Elder Wisdom: From Marriage Advice to "Knowing When to Shut Up"

Jul 11, 2016

Emily Woodbury is getting married in two months. And while she had had extensive discussions with her future husband and her officiant, she decided to seek wisdom from one more source: her grandparents.

"They met in 1956 and sixty years later, they're still together. They're really happy together, and I admire that in a way. I hope that, sixty years from now, with a bit of luck, that me and my fiance are where they're at now. So I wanted to see if they had any advice for us."

Karl Pillemer, Director of the Cornell Legacy project and author of 30 Lessons for Loving and 30 Lessons for Living, says asking our elders for wisdom will not only strengthen our relationship with them, but start a larger intergenerational dialogue. He says, too often, we get stuck in the mindset that older people are isolated, frail, lonely and sick.

"There's actually a different way to approach older people that would focus on what they had to offer. And one of the main things that they have to offer is practical advice on how to live our lives."

And that's advice we should take, given that, by Pillemer's estimations, older people are happier than younger people.

"Happiness really begins to build in the 60s and beyond, and many older people despite having a burden of chronic illness and despite having experienced loss, are actually happier than 40- or 50-year-olds."

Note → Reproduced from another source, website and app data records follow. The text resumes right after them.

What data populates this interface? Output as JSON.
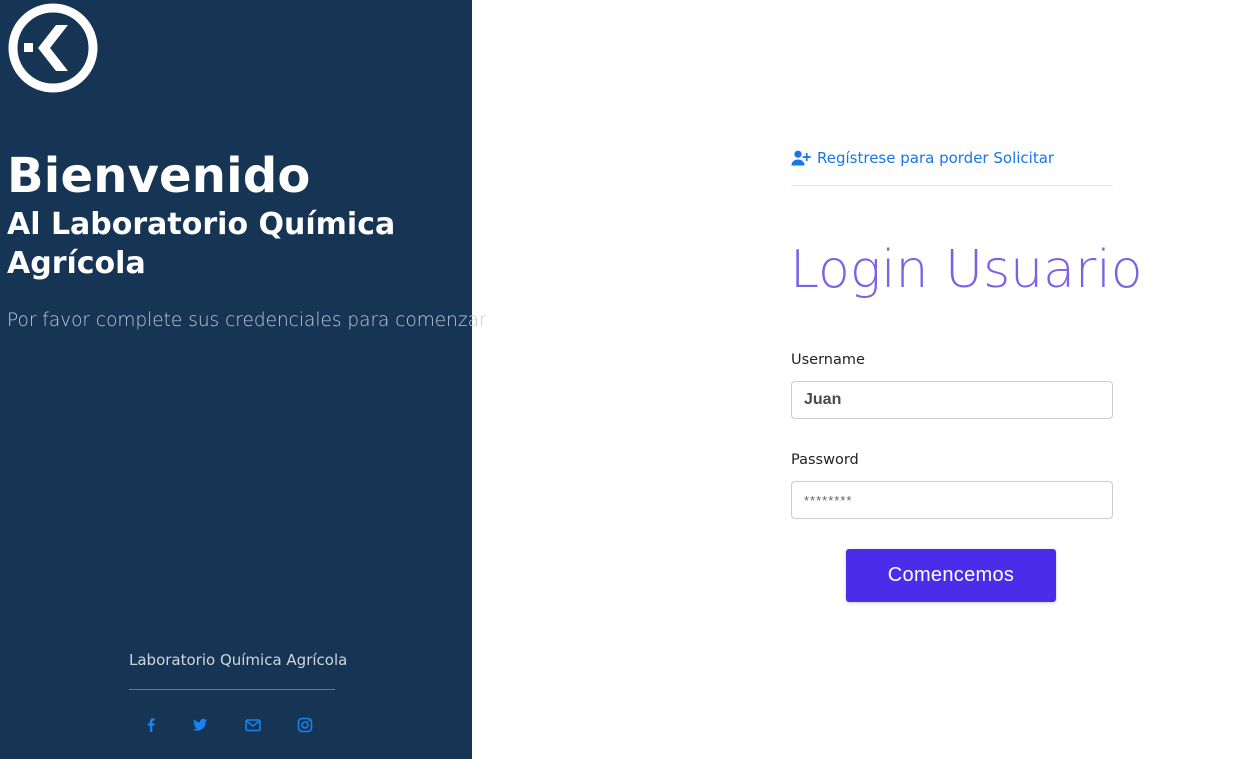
{
  "left_panel": {
    "welcome_title": "Bienvenido",
    "welcome_subtitle": "Al Laboratorio Química Agrícola",
    "welcome_text": "Por favor complete sus credenciales para comenzar",
    "footer_name": "Laboratorio Química Agrícola",
    "social_icons": [
      "facebook-icon",
      "twitter-icon",
      "email-icon",
      "instagram-icon"
    ],
    "background_color": "#163454"
  },
  "register": {
    "icon": "user-plus-icon",
    "label": "Regístrese para porder Solicitar"
  },
  "form": {
    "title": "Login Usuario",
    "username_label": "Username",
    "username_value": "Juan",
    "password_label": "Password",
    "password_value": "********",
    "submit_label": "Comencemos"
  },
  "colors": {
    "accent": "#4b2de9",
    "title": "#7b61e6",
    "link": "#1877e8"
  }
}
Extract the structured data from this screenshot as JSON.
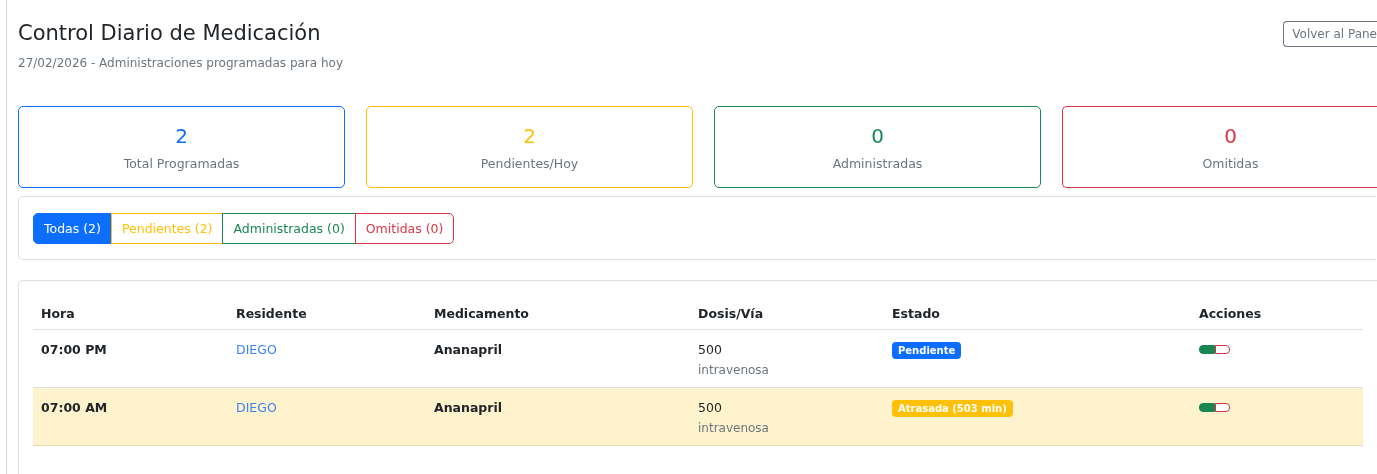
{
  "header": {
    "title": "Control Diario de Medicación",
    "subtitle": "27/02/2026 - Administraciones programadas para hoy",
    "back_button": "Volver al Pane"
  },
  "stats": [
    {
      "value": "2",
      "label": "Total Programadas",
      "color": "#0d6efd"
    },
    {
      "value": "2",
      "label": "Pendientes/Hoy",
      "color": "#ffc107"
    },
    {
      "value": "0",
      "label": "Administradas",
      "color": "#198754"
    },
    {
      "value": "0",
      "label": "Omitidas",
      "color": "#dc3545"
    }
  ],
  "filters": [
    {
      "label": "Todas (2)",
      "selected": true,
      "color": "#0d6efd"
    },
    {
      "label": "Pendientes (2)",
      "selected": false,
      "color": "#ffc107"
    },
    {
      "label": "Administradas (0)",
      "selected": false,
      "color": "#198754"
    },
    {
      "label": "Omitidas (0)",
      "selected": false,
      "color": "#dc3545"
    }
  ],
  "table": {
    "columns": [
      "Hora",
      "Residente",
      "Medicamento",
      "Dosis/Vía",
      "Estado",
      "Acciones"
    ],
    "rows": [
      {
        "time": "07:00 PM",
        "resident": "DIEGO",
        "medication": "Ananapril",
        "dose": "500",
        "route": "intravenosa",
        "status": "Pendiente",
        "color": "#0d6efd",
        "highlighted": false
      },
      {
        "time": "07:00 AM",
        "resident": "DIEGO",
        "medication": "Ananapril",
        "dose": "500",
        "route": "intravenosa",
        "status": "Atrasada (503 min)",
        "color": "#ffc107",
        "highlighted": true
      }
    ]
  }
}
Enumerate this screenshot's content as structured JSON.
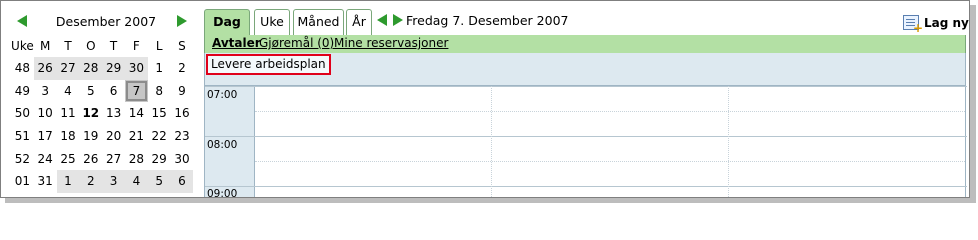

In this Talk of Iowa, host Charity Nebbe talks with both Emily Woodbury and Karl Pillemer. Haley Jenkins, artist-in-residence, and the only 22-year-old resident at Deerfield Retirement Community in Urbandale, also joins the conversation.